Note: On on January 11, 2009 I began facilitating a parenting class for DaySpring, the church I attend in Waco. I’m going to be offering some of what I’m doing there in this space over the Spring.
Okay, I’m running way behind this week, so this entry is a bit disjointed. What you’ll find below is:
- The responses from an email request.
- My outline from the class
- The assignment for this coming Sunday.
Responses from email request
Last week I asked members of the class to email the sorts of character traits they hoped to help their children develop. The list that came out of that request was
- I always pray that my children will grow up to have Compassion, Good Judgment, and a Healthy Sense of Self Worth.
- I want my children to be able to make and keep promises.
- I want my children to be respectful, considerate, and polite.
- I want my children to appreciate the simple things and be thankful for what they have.
- I want my children to know who God is and understand why it is so powerful that He loves them more than I do.
- I want my children to have strength of character—meaning they won’t be choosing the right things because I told them to, but because they choose it. (and I know this won’t happen until later…)
- I want my children to grasp stillness and quietness and seek it, but without the seeking turning into complete solitude.
- I want my boys to be unafraid — minus healthy fear, i.e., ovens, jumping off cliffs, etc. — but unafraid to talk, feel, have an opinion, speak up.
- I want my child to be a person who is polite to others and can treat people with respect.
- I want my child to be an unselfish, giving person.
- I want my child to be responsible.
- I want my child to have confidence in his abilities.
- I want my child to be someone other people enjoy being around.
- I want my child to be an honest person.
- I want my children to be able to be themselves — authentic, real, free to be who they truly are, not constrained by someone else’s (or society’s) ideals or standards.
- In my parenting I’m hoping to create people who think well, love well, and act well–in other words, people who are good thinkers, good lovers, and good doers.
- I want my children to have the cardinal virtues, i.e., faith, hope, love, wisdom, temperance, courage and justice.
- I want my children to be followers of Jesus. I want my children to glorify God and enjoy him forever. (Maybe these are all the same.)
- I want my children to be well-educated and emotionally mature enough to pursue any future God calls them to, and I want them to be thoughtful and sensitive enough to listen for God’s call.
- I want them to question everything.
- I want them to fear nothing, and to settle for nothing.
- I want them to be hard workers. I want them to be open to anything beautiful and worthy, and to have no taste at all for unholy, debasing things.
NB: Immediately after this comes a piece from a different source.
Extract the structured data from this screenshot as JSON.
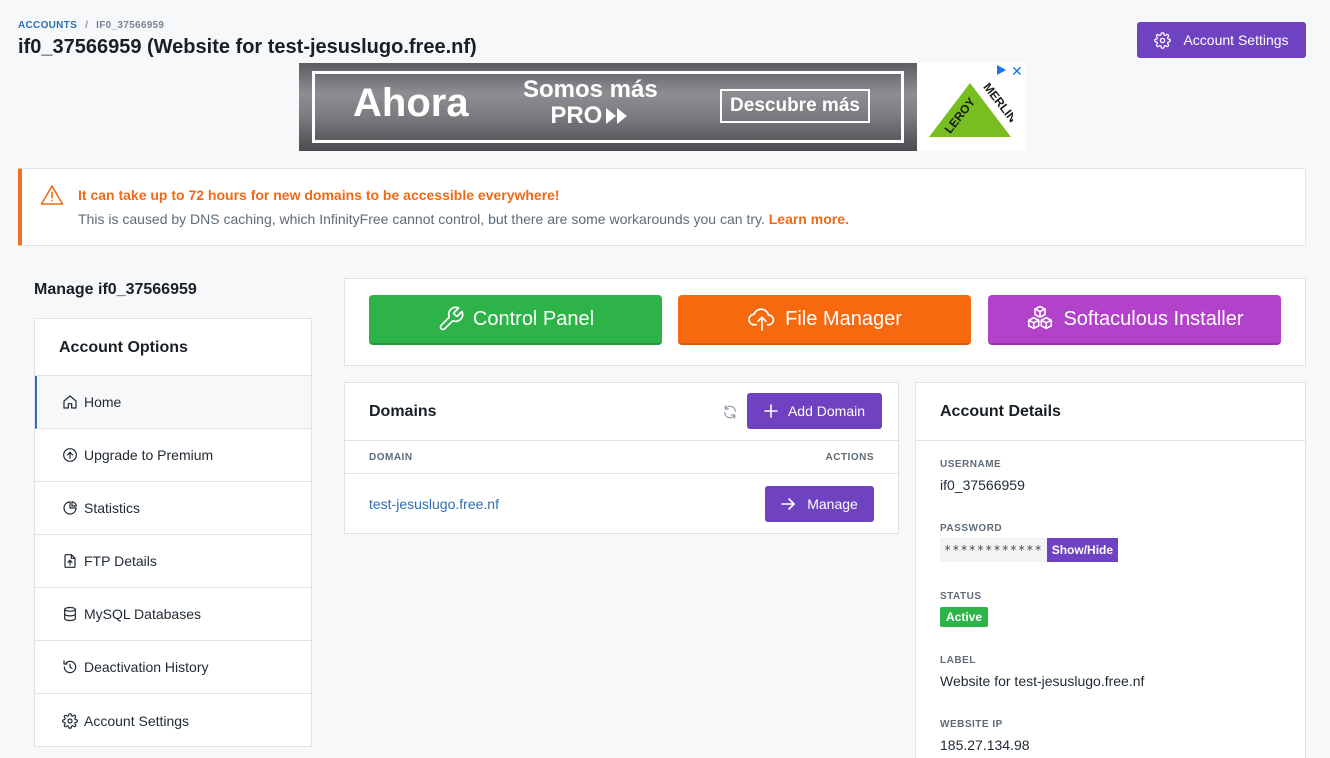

- I want their family to be a rock for them–an unmovable, unshakable, solid support–and I want them to know it.
- I want them to realize every once of potential they have for excellence, and to do it all not only for their own sake but also for the sake of Christ’s Kingdom.
- Maybe the only short answer that works: I want them to be, in a word, blessed.
Its a great list. Who wouldn’t want to their children to live out of these virtues? What would you add?
An important question: To what degree to your children see you living out of these virtues?
I heard someone say one that the single most important question that everyone person must answer is: Would you rather people respect you or like you?
You know what the answer is supposed to be, but if I could watch your closely for one week, what you do you think I would conclude?
I want to suggest that the single most important question that a parent much ask is: Would you rather your children lives of meaning or lives that are happy?
You know what your answer is supposed to be, but if I watched you deal with your children for one week, what do you believe I would conclude?
Acceptance and Commitment Therapy (ACT)
- Human beings are the only creatures on earth that can have all basic needs met, and yet still experience profound levels of anxiety and depression.
- Life is hard, and so inevitably throws challenges, sometimes traumatic challenges, in our paths.
- “The brain is an organ designed for survival, not for understanding.” (paraphrase of E.O. Wilson)
- The human “mind” has evolved over centuries to keep a person safe and alive.
- We are wired to avoid all situations that our minds assess as dangerous in any way.
- When people make “happiness” the primary goal, then the mind is subconsciously primed for pain avoidance.
- When people make “meaning” the goal, the mind is subconsciously primed to acceptance pain.
- Research suggests that people who accept pain and make their goal to live a meaningful life report more happiness and contentment than those who make happiness the goal.
- You cannot live a meaningful life unless you are willing to be wounded.
ACT Model for moving towards a meaningful life
- Develop basic mindfulness.
- Clarify your values in each of the 10 core areas of life
- Family relations.
- Marriage/couples/intimate relations.
- Friendships/social life.
- Education/personal growth and development.
- Citizenship/ environment/ community life.
- Health/physical well-being.
- Indentify key behaviors associated with each value.
- Commit to acting on those behaviors in the face of discomfort, pain, or suffering.
Assignment for this Sunday
I asked the parents to choose a particular behavior or issue of one of their children that they would like to work on. I asked them to work through the following worksheet as they considered this behavior: The Parenting Experiment Worksheet
Now… muddle forth!